═══ Data to examine

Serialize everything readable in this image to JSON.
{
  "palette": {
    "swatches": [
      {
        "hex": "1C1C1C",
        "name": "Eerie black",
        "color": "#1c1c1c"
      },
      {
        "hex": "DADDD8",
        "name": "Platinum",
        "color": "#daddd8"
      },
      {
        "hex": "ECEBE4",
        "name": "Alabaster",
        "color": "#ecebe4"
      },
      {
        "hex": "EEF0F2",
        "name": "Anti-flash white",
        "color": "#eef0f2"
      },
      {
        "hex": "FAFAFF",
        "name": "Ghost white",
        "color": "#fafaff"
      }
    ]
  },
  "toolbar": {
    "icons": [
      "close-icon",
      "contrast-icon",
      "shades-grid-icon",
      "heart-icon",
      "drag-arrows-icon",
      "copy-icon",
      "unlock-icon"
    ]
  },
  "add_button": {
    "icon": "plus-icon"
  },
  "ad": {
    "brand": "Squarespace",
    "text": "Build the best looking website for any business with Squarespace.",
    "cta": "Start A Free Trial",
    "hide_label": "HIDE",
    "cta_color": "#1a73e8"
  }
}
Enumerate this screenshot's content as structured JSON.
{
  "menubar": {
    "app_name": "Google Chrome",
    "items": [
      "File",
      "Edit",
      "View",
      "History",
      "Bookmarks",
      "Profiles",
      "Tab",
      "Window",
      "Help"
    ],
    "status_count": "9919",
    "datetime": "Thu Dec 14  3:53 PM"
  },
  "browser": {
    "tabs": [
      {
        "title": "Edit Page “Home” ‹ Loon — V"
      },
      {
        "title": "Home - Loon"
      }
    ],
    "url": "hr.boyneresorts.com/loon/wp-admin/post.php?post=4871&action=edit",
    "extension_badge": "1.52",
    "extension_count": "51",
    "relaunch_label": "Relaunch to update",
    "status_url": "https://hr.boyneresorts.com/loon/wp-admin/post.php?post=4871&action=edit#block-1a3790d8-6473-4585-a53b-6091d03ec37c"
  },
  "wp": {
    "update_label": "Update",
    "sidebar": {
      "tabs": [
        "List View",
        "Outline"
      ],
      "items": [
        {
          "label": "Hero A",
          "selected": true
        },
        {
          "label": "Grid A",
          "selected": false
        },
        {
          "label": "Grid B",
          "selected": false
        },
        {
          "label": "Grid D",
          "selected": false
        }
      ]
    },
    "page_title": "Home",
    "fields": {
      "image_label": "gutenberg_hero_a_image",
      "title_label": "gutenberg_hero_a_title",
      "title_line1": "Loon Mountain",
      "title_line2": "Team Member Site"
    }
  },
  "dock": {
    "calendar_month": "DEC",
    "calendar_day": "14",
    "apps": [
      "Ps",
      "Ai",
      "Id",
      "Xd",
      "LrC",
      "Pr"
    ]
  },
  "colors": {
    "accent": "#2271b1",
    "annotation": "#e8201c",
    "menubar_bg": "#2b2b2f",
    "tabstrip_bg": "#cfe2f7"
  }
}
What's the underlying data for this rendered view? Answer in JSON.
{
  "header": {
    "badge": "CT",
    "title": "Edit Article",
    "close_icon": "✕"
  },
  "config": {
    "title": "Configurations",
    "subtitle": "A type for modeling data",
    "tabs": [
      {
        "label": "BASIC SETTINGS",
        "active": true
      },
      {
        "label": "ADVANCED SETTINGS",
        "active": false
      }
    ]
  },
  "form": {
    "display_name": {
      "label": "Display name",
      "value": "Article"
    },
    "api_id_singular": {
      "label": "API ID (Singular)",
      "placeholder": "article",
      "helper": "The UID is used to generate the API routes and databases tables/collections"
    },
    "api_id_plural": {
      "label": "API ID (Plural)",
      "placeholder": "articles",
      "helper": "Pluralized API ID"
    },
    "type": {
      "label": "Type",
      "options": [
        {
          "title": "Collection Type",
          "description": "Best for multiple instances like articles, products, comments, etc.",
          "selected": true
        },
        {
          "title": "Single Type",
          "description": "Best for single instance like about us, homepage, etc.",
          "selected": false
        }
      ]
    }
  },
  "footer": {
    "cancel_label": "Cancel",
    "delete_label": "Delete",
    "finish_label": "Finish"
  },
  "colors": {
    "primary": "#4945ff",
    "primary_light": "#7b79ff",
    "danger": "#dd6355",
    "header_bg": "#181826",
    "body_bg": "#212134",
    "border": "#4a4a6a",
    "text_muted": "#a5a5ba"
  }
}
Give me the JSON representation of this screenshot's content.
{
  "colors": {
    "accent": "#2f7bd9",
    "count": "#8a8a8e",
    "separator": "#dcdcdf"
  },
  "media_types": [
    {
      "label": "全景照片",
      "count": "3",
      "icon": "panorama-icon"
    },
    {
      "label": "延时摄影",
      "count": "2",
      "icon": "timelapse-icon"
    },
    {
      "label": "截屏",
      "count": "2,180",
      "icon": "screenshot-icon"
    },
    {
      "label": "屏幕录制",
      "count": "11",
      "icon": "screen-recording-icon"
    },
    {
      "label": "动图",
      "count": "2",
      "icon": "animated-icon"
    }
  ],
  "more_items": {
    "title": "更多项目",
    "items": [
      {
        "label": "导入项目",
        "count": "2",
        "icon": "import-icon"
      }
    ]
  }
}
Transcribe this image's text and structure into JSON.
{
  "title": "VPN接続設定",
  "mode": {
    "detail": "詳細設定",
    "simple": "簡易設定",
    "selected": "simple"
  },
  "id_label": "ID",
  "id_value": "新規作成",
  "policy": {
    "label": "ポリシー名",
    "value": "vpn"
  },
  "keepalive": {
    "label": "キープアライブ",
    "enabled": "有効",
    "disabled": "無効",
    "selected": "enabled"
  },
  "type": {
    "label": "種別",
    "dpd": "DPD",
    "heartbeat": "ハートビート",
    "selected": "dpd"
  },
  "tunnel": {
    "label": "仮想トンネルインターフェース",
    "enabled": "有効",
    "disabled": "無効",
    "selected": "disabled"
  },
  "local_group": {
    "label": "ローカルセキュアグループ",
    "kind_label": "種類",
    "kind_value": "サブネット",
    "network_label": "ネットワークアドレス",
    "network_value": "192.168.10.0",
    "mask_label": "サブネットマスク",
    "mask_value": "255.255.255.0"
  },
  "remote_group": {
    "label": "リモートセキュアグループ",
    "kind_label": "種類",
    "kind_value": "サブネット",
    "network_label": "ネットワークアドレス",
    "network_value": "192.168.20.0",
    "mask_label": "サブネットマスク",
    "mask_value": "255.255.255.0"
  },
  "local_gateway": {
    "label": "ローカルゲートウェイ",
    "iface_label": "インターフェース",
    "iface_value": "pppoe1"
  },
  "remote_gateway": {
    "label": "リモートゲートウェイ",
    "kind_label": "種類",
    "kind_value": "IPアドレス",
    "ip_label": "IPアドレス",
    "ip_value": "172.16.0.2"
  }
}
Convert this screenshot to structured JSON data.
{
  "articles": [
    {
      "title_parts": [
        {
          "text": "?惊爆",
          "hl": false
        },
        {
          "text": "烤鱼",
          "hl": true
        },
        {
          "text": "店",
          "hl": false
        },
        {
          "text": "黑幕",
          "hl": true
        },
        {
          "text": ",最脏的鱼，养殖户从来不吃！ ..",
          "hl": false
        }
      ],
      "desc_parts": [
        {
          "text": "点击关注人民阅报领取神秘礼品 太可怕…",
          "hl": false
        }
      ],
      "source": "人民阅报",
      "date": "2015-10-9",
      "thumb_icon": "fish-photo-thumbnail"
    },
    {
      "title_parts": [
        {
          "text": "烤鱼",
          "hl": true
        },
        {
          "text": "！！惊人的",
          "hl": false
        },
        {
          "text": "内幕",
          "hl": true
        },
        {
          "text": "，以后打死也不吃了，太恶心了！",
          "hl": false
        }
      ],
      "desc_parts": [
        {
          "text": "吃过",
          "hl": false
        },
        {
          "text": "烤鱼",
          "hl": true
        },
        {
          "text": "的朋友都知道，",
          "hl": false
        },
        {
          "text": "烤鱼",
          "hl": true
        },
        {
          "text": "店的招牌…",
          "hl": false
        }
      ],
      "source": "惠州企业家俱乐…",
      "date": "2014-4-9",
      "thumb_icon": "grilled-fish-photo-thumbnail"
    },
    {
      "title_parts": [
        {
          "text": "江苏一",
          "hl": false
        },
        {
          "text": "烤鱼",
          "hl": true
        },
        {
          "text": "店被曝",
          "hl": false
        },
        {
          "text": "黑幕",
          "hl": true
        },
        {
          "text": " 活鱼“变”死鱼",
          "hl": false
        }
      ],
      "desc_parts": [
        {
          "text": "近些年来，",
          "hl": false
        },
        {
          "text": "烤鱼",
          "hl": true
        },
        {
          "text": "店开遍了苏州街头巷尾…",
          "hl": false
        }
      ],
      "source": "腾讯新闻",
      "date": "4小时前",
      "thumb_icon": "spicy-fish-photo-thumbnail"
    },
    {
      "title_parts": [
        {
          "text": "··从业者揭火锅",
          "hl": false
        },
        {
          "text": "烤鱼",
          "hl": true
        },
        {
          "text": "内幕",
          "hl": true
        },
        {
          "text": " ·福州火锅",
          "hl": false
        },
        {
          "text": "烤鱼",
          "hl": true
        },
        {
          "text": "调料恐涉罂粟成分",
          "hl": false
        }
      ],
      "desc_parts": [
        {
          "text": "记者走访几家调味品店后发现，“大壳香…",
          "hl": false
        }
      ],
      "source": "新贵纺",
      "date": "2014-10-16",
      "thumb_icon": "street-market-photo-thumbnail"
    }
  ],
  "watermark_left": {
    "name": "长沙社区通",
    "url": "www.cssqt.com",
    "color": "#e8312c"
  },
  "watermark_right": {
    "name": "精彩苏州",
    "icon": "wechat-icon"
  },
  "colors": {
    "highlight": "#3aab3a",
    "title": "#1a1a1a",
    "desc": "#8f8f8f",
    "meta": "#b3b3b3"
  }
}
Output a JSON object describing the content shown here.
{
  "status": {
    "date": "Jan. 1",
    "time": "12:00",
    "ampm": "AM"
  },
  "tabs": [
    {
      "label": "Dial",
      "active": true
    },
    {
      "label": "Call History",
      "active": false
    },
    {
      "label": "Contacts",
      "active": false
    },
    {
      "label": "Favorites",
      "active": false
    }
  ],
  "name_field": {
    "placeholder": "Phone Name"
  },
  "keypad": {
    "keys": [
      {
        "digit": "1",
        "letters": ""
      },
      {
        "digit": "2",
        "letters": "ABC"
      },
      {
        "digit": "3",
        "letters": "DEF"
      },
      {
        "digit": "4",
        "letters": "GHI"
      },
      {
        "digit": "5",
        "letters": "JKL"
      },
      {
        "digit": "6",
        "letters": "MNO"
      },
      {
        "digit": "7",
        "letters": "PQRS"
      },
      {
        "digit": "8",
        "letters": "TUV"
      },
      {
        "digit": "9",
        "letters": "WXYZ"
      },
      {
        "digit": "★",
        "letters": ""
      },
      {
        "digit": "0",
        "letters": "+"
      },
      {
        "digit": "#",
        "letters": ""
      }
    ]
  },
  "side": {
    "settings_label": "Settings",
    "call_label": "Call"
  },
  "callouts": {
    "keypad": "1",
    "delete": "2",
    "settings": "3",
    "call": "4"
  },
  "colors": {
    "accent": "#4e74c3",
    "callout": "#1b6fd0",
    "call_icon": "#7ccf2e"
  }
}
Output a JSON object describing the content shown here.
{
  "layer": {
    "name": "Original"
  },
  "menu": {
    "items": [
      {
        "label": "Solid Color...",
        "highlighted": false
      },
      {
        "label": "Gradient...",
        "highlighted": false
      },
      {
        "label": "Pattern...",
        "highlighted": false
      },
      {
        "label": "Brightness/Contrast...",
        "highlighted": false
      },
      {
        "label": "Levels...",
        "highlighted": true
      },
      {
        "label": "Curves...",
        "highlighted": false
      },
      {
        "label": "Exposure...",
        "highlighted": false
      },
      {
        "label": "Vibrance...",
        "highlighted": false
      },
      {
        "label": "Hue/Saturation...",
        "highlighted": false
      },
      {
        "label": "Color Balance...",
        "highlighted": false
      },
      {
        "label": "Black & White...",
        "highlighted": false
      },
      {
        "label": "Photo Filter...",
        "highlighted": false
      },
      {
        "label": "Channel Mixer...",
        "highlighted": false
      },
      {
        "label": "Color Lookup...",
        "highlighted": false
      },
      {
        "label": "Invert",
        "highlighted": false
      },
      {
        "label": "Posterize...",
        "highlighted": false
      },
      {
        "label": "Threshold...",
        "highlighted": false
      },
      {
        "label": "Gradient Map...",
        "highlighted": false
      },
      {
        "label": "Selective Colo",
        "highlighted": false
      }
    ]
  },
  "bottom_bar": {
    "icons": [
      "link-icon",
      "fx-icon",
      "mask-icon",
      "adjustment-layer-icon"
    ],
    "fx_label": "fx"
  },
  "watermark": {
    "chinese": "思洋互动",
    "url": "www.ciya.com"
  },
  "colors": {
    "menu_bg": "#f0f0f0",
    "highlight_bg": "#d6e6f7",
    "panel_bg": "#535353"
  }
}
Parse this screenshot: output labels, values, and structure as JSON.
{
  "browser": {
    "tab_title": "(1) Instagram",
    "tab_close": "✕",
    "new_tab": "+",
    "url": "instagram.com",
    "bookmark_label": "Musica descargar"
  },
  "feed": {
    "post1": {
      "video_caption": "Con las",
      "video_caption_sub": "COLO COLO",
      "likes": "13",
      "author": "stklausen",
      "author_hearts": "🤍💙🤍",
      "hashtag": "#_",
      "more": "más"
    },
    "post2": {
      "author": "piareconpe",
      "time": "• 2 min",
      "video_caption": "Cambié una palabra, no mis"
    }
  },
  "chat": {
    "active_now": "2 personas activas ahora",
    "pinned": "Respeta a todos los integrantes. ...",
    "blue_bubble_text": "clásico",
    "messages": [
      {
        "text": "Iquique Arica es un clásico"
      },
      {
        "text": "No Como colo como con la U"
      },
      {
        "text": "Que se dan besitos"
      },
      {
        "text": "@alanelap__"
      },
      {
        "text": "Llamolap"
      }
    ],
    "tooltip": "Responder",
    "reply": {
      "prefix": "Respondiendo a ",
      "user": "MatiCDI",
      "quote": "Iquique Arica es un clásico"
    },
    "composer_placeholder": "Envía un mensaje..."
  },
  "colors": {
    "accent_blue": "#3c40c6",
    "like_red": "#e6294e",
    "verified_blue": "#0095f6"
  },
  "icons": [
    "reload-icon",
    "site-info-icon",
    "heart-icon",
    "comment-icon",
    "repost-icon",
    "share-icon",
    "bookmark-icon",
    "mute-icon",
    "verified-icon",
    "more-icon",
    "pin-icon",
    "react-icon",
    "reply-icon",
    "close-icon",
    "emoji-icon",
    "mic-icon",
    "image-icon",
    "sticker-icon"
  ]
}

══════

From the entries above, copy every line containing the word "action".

    "url": "hr.boyneresorts.com/loon/wp-admin/post.php?post=4871&action=edit",
    "status_url": "https://hr.boyneresorts.com/loon/wp-admin/post.php?post=4871&action=edit#block-1a3790d8-6473-4585-a53b-6091d03ec37c"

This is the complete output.